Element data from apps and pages
§

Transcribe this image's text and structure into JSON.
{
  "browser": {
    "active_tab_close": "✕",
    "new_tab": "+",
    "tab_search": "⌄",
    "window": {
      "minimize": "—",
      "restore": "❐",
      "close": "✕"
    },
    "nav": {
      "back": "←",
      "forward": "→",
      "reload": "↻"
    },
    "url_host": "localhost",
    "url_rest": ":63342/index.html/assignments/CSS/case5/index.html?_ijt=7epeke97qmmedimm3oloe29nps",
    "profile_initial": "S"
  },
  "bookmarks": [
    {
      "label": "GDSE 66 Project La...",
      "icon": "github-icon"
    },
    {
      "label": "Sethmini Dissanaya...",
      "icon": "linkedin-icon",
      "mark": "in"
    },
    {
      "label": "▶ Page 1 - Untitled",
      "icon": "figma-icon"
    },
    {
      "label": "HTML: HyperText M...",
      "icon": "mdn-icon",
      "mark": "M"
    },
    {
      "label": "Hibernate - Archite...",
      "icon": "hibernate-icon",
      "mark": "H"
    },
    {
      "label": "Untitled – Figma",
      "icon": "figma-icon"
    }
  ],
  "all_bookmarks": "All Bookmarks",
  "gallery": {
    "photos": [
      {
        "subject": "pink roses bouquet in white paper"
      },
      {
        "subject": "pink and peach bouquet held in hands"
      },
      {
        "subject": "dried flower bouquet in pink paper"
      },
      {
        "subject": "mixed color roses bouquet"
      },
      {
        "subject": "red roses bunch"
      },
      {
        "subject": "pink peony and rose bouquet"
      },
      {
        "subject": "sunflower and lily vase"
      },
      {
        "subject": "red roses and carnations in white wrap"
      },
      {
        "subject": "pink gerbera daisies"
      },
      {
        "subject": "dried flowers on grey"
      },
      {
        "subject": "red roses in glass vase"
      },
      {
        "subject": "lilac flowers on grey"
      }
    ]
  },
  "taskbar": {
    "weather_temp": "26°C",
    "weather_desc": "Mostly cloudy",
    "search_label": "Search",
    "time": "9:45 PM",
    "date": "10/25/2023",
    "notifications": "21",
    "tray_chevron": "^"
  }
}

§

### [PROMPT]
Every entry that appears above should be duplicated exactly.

### [TASK SOLUTION]
Transcribe this image's text and structure into JSON.
{
  "browser": {
    "active_tab_close": "✕",
    "new_tab": "+",
    "tab_search": "⌄",
    "window": {
      "minimize": "—",
      "restore": "❐",
      "close": "✕"
    },
    "nav": {
      "back": "←",
      "forward": "→",
      "reload": "↻"
    },
    "url_host": "localhost",
    "url_rest": ":63342/index.html/assignments/CSS/case5/index.html?_ijt=7epeke97qmmedimm3oloe29nps",
    "profile_initial": "S"
  },
  "bookmarks": [
    {
      "label": "GDSE 66 Project La...",
      "icon": "github-icon"
    },
    {
      "label": "Sethmini Dissanaya...",
      "icon": "linkedin-icon",
      "mark": "in"
    },
    {
      "label": "▶ Page 1 - Untitled",
      "icon": "figma-icon"
    },
    {
      "label": "HTML: HyperText M...",
      "icon": "mdn-icon",
      "mark": "M"
    },
    {
      "label": "Hibernate - Archite...",
      "icon": "hibernate-icon",
      "mark": "H"
    },
    {
      "label": "Untitled – Figma",
      "icon": "figma-icon"
    }
  ],
  "all_bookmarks": "All Bookmarks",
  "gallery": {
    "photos": [
      {
        "subject": "pink roses bouquet in white paper"
      },
      {
        "subject": "pink and peach bouquet held in hands"
      },
      {
        "subject": "dried flower bouquet in pink paper"
      },
      {
        "subject": "mixed color roses bouquet"
      },
      {
        "subject": "red roses bunch"
      },
      {
        "subject": "pink peony and rose bouquet"
      },
      {
        "subject": "sunflower and lily vase"
      },
      {
        "subject": "red roses and carnations in white wrap"
      },
      {
        "subject": "pink gerbera daisies"
      },
      {
        "subject": "dried flowers on grey"
      },
      {
        "subject": "red roses in glass vase"
      },
      {
        "subject": "lilac flowers on grey"
      }
    ]
  },
  "taskbar": {
    "weather_temp": "26°C",
    "weather_desc": "Mostly cloudy",
    "search_label": "Search",
    "time": "9:45 PM",
    "date": "10/25/2023",
    "notifications": "21",
    "tray_chevron": "^"
  }
}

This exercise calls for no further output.